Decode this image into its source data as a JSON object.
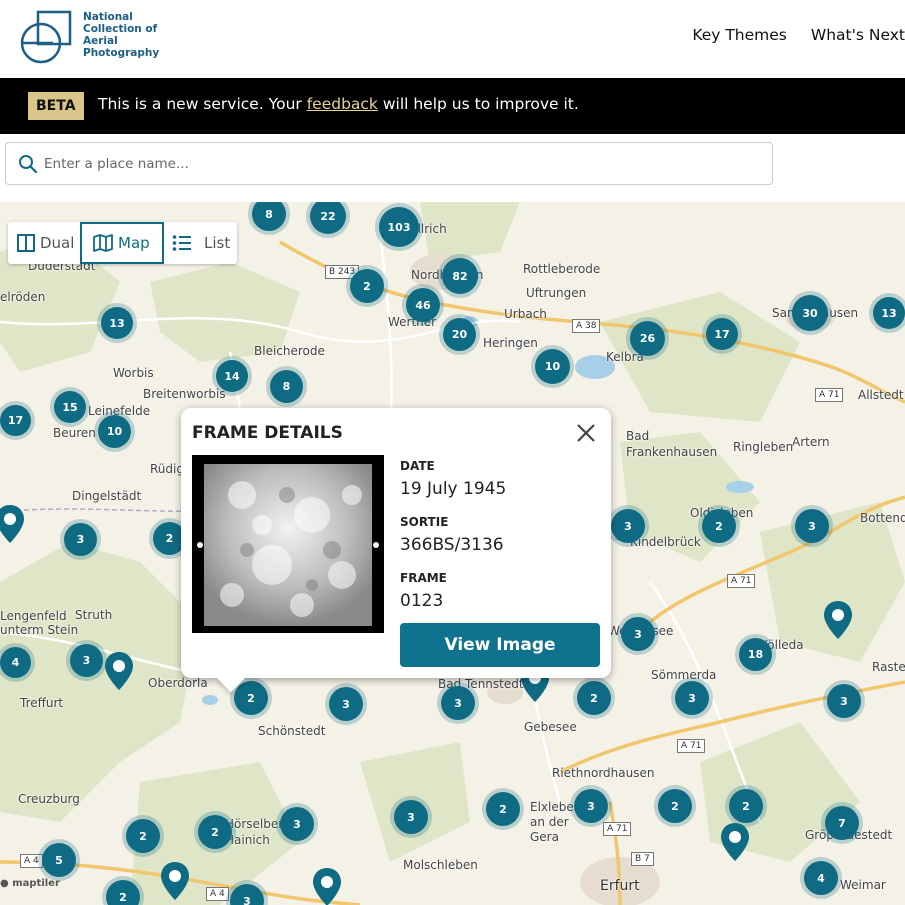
{
  "header": {
    "logo_text": "National Collection of Aerial Photography",
    "nav": [
      "Key Themes",
      "What's Next"
    ]
  },
  "beta": {
    "badge": "BETA",
    "text_before": "This is a new service. Your ",
    "link": "feedback",
    "text_after": " will help us to improve it."
  },
  "search": {
    "placeholder": "Enter a place name..."
  },
  "view_toggle": {
    "dual": "Dual",
    "map": "Map",
    "list": "List",
    "active": "Map"
  },
  "map": {
    "attribution": "maptiler",
    "places": [
      "Duderstadt",
      "elröden",
      "Worbis",
      "Breitenworbis",
      "Bleicherode",
      "Nordhausen",
      "Rottleberode",
      "Uftrungen",
      "Urbach",
      "Heringen",
      "Werther",
      "Kelbra",
      "Sangerhausen",
      "Allstedt",
      "Artern",
      "Bad Frankenhausen",
      "Ringleben",
      "Beuren",
      "Leinefelde",
      "Rüdig",
      "Dingelstädt",
      "Oldisleben",
      "Kindelbrück",
      "Lengenfeld unterm Stein",
      "Struth",
      "Oberdorla",
      "Treffurt",
      "Schönstedt",
      "Bad Tennstedt",
      "Gebesee",
      "Sömmerda",
      "Kölleda",
      "Rastenberg",
      "Riethnordhausen",
      "Elxleben an der Gera",
      "Creuzburg",
      "Hörselberg-Hainich",
      "Molschleben",
      "Erfurt",
      "Gröβrudestedt",
      "Weimar",
      "Ellrich",
      "Bottendorf",
      "Weißensee"
    ],
    "roads": [
      "B 243",
      "A 38",
      "A 71",
      "A 71",
      "A 71",
      "A 71",
      "B 7",
      "A 4",
      "A 4"
    ],
    "clusters": [
      "8",
      "22",
      "103",
      "2",
      "82",
      "46",
      "20",
      "13",
      "10",
      "26",
      "17",
      "30",
      "13",
      "14",
      "8",
      "15",
      "17",
      "10",
      "3",
      "2",
      "3",
      "2",
      "3",
      "18",
      "3",
      "4",
      "3",
      "2",
      "3",
      "3",
      "2",
      "3",
      "3",
      "2",
      "3",
      "2",
      "2",
      "7",
      "2",
      "2",
      "3",
      "5",
      "2",
      "3",
      "4"
    ]
  },
  "popup": {
    "title": "FRAME DETAILS",
    "date_label": "DATE",
    "date_value": "19 July 1945",
    "sortie_label": "SORTIE",
    "sortie_value": "366BS/3136",
    "frame_label": "FRAME",
    "frame_value": "0123",
    "button": "View Image"
  },
  "colors": {
    "brand": "#0f6b84",
    "beta_badge": "#d8c58a",
    "feedback_link": "#e6d48e"
  },
  "icons": [
    "logo-icon",
    "search-icon",
    "dual-view-icon",
    "map-icon",
    "list-icon",
    "close-icon",
    "map-pin-icon"
  ]
}
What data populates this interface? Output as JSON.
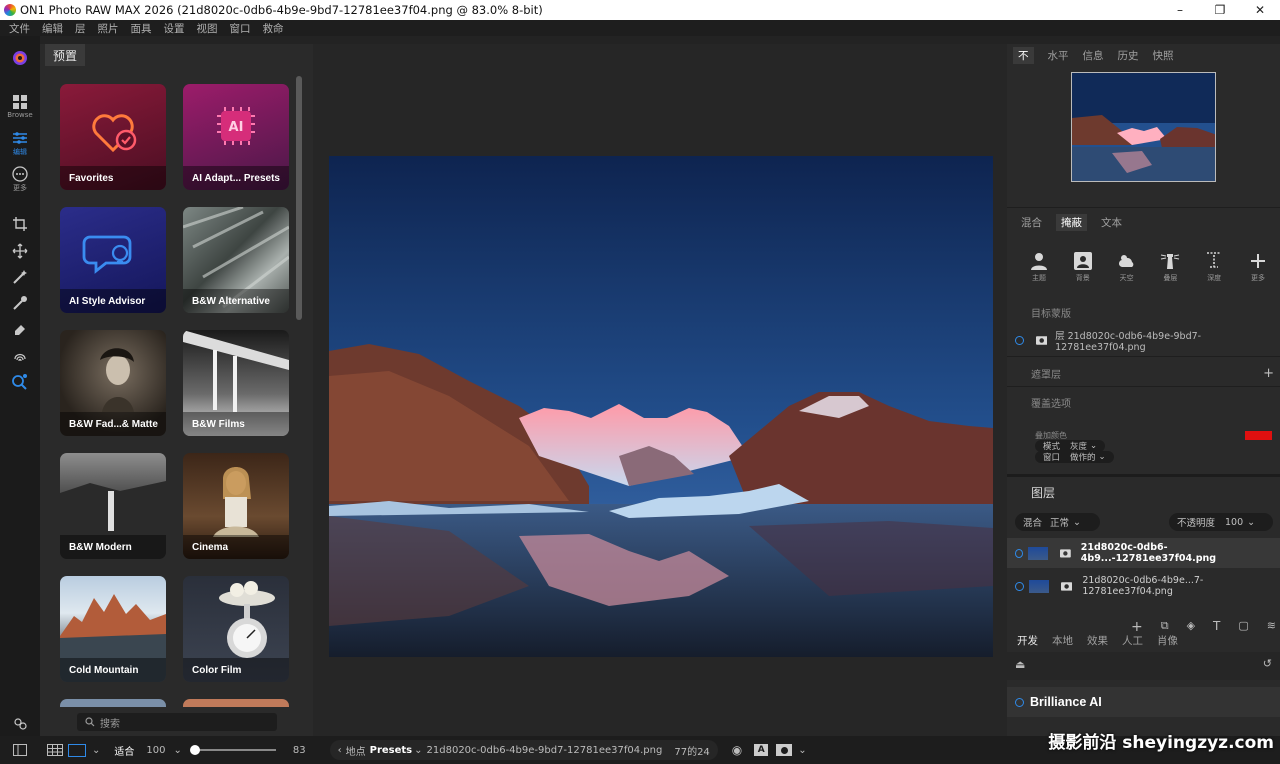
{
  "titlebar": {
    "title": "ON1 Photo RAW MAX 2026 (21d8020c-0db6-4b9e-9bd7-12781ee37f04.png @ 83.0% 8-bit)",
    "min": "–",
    "max": "❐",
    "close": "✕"
  },
  "menu": [
    "文件",
    "编辑",
    "层",
    "照片",
    "面具",
    "设置",
    "视图",
    "窗口",
    "救命"
  ],
  "tools": {
    "browse_label": "Browse",
    "edit_label": "编辑",
    "more_label": "更多"
  },
  "presets": {
    "tab_label": "预置",
    "search_placeholder": "搜索",
    "cards": [
      {
        "label": "Favorites"
      },
      {
        "label": "AI Adapt... Presets"
      },
      {
        "label": "AI Style Advisor"
      },
      {
        "label": "B&W Alternative"
      },
      {
        "label": "B&W Fad...& Matte"
      },
      {
        "label": "B&W Films"
      },
      {
        "label": "B&W Modern"
      },
      {
        "label": "Cinema"
      },
      {
        "label": "Cold Mountain"
      },
      {
        "label": "Color Film"
      }
    ]
  },
  "right": {
    "top_tabs": [
      "不",
      "水平",
      "信息",
      "历史",
      "快照"
    ],
    "mask_tabs": [
      "混合",
      "掩蔽",
      "文本"
    ],
    "mask_icons": [
      {
        "label": "主题"
      },
      {
        "label": "背景"
      },
      {
        "label": "天空"
      },
      {
        "label": "叠层"
      },
      {
        "label": "深度"
      },
      {
        "label": "更多"
      }
    ],
    "target_label": "目标蒙版",
    "target_layer": "层 21d8020c-0db6-4b9e-9bd7-12781ee37f04.png",
    "mask_layer_label": "遮罩层",
    "overlay_label": "覆盖选项",
    "overlay_color_label": "叠加颜色",
    "mode_label": "模式",
    "mode_value": "灰度",
    "window_label": "窗口",
    "window_value": "做作的",
    "overlay_color": "#e01010",
    "layers_title": "图层",
    "blend_label": "混合",
    "blend_value": "正常",
    "opacity_label": "不透明度",
    "opacity_value": "100",
    "layers": [
      {
        "name": "21d8020c-0db6-4b9...-12781ee37f04.png"
      },
      {
        "name": "21d8020c-0db6-4b9e...7-12781ee37f04.png"
      }
    ],
    "bottom_tabs": [
      "开发",
      "本地",
      "效果",
      "人工",
      "肖像"
    ],
    "brilliance_label": "Brilliance AI"
  },
  "status": {
    "fit_label": "适合",
    "zoom_value": "100",
    "slider_value": "83",
    "location_label": "地点",
    "preset_label": "Presets",
    "filename": "21d8020c-0db6-4b9e-9bd7-12781ee37f04.png",
    "counter": "77的24"
  },
  "watermark": "摄影前沿 sheyingzyz.com",
  "colors": {
    "accent": "#2f8ae8",
    "overlay": "#e01010"
  }
}
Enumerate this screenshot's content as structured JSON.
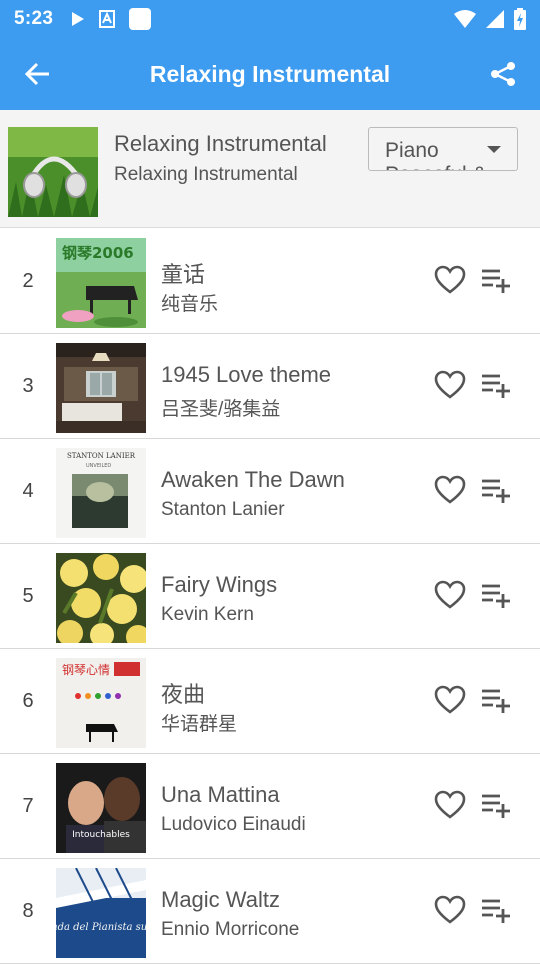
{
  "status_bar": {
    "time": "5:23"
  },
  "app_bar": {
    "title": "Relaxing Instrumental"
  },
  "playlist_header": {
    "title": "Relaxing Instrumental",
    "subtitle": "Relaxing Instrumental",
    "category_select": {
      "selected": "Piano",
      "next_option_partial": "Peaceful &"
    }
  },
  "tracks": [
    {
      "index": "2",
      "title": "童话",
      "artist": "纯音乐",
      "art_icon": "album-piano-icon"
    },
    {
      "index": "3",
      "title": "1945 Love theme",
      "artist": "吕圣斐/骆集益",
      "art_icon": "album-room-icon"
    },
    {
      "index": "4",
      "title": "Awaken The Dawn",
      "artist": "Stanton Lanier",
      "art_icon": "album-dawn-icon",
      "art_text": "STANTON LANIER",
      "art_sub": "UNVEILED"
    },
    {
      "index": "5",
      "title": "Fairy Wings",
      "artist": "Kevin Kern",
      "art_icon": "album-flowers-icon"
    },
    {
      "index": "6",
      "title": "夜曲",
      "artist": "华语群星",
      "art_icon": "album-piano-white-icon",
      "art_text": "钢琴心情"
    },
    {
      "index": "7",
      "title": "Una Mattina",
      "artist": "Ludovico Einaudi",
      "art_icon": "album-intouchables-icon",
      "art_text": "Intouchables"
    },
    {
      "index": "8",
      "title": "Magic Waltz",
      "artist": "Ennio Morricone",
      "art_icon": "album-pianist-icon",
      "art_text": "la Leggenda del Pianista sull'Oceano"
    }
  ],
  "colors": {
    "primary": "#3d9bf0",
    "text": "#555555",
    "divider": "#d8d8d8"
  }
}
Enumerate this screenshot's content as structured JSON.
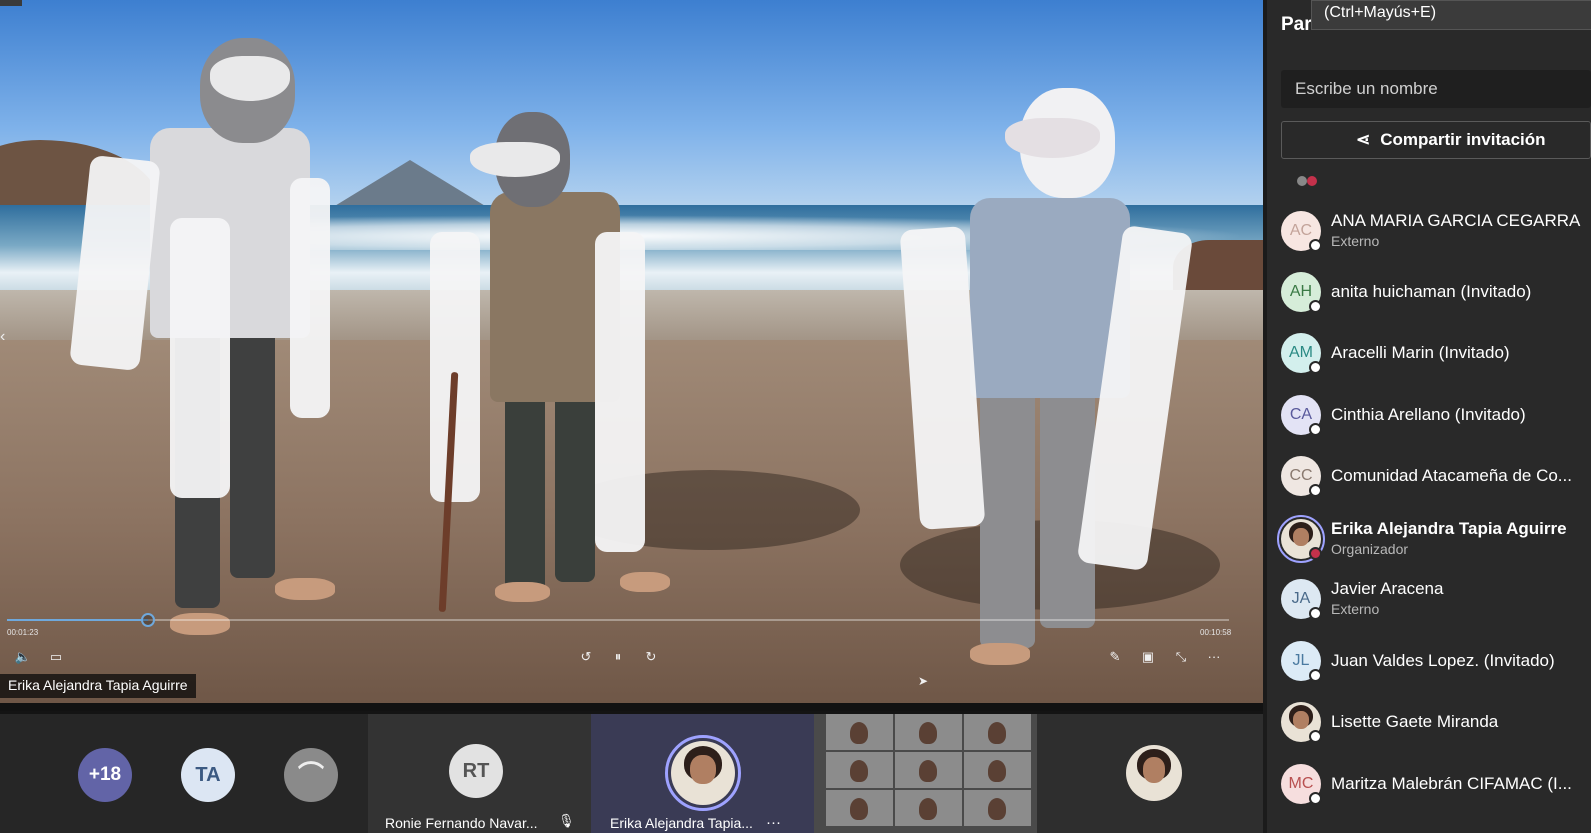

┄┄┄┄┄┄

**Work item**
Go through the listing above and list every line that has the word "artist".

**Exercise answer**
      "artist": "纯音乐",
      "artist": "吕圣斐/骆集益",
      "artist": "Stanton Lanier",
      "artist": "Kevin Kern",
      "artist": "华语群星",
      "artist": "Ludovico Einaudi",
      "artist": "Ennio Morricone",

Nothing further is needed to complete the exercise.